Have you ever wondered what is the possible length of DNA that is present inside your cells? After all, its the DNA that contains information that is responsible for your physical traits – how you look, how you talk – your metabolic and physiological processes and essentially everything that defines you. The human genome contains approximately 3 billion base pairs of DNA packaged into 23 chromosomes. Thus, Each cell in our body contains around 2 meters of DNA. Moreover, it is estimated that the human body contains about 50 trillion cells—which works out to 100 trillion meters of DNA per human. Now, consider the fact that the Sun is 150 billion meters from Earth.
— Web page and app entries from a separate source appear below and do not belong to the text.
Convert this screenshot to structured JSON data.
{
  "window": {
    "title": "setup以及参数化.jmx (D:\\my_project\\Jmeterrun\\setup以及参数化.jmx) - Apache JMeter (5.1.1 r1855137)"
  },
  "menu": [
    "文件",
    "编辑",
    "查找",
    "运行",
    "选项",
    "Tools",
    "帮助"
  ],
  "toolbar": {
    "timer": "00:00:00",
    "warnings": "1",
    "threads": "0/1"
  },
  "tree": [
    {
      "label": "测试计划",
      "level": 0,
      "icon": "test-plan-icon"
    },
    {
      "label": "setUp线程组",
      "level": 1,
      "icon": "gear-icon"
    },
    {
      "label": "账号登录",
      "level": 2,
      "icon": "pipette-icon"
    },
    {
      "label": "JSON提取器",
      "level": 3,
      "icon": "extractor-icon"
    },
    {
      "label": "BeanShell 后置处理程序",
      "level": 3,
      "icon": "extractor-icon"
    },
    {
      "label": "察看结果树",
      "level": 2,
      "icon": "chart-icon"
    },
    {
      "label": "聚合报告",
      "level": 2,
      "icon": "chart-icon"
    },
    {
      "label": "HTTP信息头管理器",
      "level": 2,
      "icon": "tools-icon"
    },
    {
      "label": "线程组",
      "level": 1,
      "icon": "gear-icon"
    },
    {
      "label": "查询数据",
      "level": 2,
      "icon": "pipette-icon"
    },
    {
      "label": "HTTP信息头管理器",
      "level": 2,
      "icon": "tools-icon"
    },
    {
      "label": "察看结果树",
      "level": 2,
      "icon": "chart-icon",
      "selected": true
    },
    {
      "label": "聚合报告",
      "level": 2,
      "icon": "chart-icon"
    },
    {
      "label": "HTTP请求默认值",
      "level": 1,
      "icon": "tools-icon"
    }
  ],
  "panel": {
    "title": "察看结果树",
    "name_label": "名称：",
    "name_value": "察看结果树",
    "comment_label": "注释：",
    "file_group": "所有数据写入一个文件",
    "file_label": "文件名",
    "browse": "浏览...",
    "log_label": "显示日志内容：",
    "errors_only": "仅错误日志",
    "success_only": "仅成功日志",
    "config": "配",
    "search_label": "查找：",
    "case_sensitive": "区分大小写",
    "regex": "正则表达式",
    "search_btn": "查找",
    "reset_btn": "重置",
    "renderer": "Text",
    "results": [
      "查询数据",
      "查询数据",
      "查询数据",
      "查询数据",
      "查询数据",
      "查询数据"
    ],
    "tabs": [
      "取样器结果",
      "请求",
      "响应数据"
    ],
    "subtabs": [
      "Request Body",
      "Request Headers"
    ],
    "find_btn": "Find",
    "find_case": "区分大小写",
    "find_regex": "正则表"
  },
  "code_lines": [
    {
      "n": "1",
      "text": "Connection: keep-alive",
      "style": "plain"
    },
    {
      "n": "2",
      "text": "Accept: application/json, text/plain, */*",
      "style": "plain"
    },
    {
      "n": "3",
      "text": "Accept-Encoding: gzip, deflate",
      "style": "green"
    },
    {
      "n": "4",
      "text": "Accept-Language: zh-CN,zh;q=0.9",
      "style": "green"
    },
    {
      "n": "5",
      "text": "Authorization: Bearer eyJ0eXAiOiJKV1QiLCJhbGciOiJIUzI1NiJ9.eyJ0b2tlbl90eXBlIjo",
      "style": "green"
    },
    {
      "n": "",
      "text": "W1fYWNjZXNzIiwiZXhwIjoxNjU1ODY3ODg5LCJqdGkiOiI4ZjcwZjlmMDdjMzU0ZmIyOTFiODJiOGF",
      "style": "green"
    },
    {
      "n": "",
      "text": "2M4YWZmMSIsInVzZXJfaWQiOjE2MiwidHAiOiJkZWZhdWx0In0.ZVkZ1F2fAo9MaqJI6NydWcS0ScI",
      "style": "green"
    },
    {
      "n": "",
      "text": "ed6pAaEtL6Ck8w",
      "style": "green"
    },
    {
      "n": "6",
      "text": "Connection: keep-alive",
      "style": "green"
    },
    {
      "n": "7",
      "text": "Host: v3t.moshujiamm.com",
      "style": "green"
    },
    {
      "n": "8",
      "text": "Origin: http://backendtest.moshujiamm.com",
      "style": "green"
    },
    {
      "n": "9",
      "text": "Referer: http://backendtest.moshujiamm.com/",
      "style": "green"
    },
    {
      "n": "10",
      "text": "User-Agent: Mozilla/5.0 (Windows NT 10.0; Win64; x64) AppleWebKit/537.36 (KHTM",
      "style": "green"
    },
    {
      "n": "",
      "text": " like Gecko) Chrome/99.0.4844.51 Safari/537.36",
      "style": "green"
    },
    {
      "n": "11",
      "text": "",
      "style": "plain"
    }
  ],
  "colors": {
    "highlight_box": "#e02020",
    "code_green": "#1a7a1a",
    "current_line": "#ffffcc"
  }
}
This means that each of us has enough DNA to go from here to the Sun and back more than 300 times, or around Earth’s equator 2.5 million times!
However, our cells are extremely tiny. So, how does so much DNA possibly fit into a single cell? To achieve this, DNA strands have to be tightly wrapped and compacted into bundles. This allows the cells to condense DNA into the microscopic space of the eukaryotic nucleus. The cells have evolved a mechanism of different levels of folding with the help of specialized molecules called Nucleosomes.
Learn more about Nucleosomes and DNA compaction in the video below:
The folding mechanism of DNA is believed to play a large role in how genes are read by the rest of the cell. Recent studies have also indicated that the information regarding how the DNA should fold is also coded into our DNA.
This implies that a second layer of information exists in the DNA (Inception?) i.e. the DNA sequence not only contains information to synthesize proteins and control gene expression, it contains information on its own folding. This could also mean that genetic mutations are not just caused by a change in the sequence of codes but also by a change in the way the DNA strands are folded.
Therapeutically, it is important because if we can devise a way to hide these unwanted mutations it could potentially be helpful in treating some genetic diseases.